The IPS/STU process enables high fidelity pattern transfer without the necessity of planarisation layers or pattern transfer layers. Simple oxygen plasma ashing of the residual layer prior to subsequent downstream processing opens the polymer mask pattern. For all applications the resist itself or an additional hard mask are more than sufficient to enable the pattern transfer. Figure 4 shows a SEM micrograph of an IPS obtained from a nickel master stamp (top) and its STU-imprint result. The pattern is a typical DTRhard disk drive pattern that will enter the market in the near future. It was generated with an Obducat EBR 50kV TFE Electron Beam Recorder.
As already mentioned the flexible IPS can also be used to print on uneven surfaces such as epitaxially grown compound semiconductors that are commonly used for manufacturing light emitting diodes. It adapts to the curvature and major growth defects like spikes on the substrate are no hindrance in the application of this technology.
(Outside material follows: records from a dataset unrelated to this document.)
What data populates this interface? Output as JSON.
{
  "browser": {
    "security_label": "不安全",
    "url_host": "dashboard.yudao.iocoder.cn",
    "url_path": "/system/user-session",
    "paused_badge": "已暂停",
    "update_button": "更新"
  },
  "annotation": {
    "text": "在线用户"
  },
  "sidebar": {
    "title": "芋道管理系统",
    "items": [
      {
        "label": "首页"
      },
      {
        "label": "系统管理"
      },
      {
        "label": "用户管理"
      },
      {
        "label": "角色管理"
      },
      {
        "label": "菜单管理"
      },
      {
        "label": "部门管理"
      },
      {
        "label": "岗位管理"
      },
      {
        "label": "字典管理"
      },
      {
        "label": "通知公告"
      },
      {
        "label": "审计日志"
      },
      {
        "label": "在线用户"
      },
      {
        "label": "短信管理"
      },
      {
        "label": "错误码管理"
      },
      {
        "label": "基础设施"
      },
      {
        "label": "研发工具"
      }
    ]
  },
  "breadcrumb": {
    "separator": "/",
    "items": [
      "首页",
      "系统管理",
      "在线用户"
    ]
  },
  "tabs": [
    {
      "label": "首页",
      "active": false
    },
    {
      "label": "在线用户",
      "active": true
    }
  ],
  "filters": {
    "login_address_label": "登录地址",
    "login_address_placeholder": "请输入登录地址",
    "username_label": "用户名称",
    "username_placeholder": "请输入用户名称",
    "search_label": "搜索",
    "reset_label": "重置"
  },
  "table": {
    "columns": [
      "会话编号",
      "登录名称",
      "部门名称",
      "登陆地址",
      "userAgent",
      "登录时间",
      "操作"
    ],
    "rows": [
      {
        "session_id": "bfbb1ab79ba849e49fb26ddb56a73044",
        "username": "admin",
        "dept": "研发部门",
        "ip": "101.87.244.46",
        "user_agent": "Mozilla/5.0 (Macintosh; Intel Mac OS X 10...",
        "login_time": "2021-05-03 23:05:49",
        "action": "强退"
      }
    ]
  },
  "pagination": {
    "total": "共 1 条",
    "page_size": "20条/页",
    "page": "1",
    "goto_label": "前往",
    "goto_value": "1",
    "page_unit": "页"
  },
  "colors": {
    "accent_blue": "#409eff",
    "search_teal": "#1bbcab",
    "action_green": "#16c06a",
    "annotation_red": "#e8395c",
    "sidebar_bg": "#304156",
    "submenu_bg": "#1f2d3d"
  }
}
Figure 5 shows an IPS obtained from a silicon master stamp (top) as well as its imprint on an uneven epitaxially overgrown compound semiconductor substrate. The pattern shows a 12-fold symmetry photonic quasi-crystal pattern as it can be used for light extraction enhancement in coloured high-brightness LEDs. The structures are printed with a residual layer thickness of 15 +/- 5 nm on wafer-scale. Mesophotonics, UK, supplied the pattern.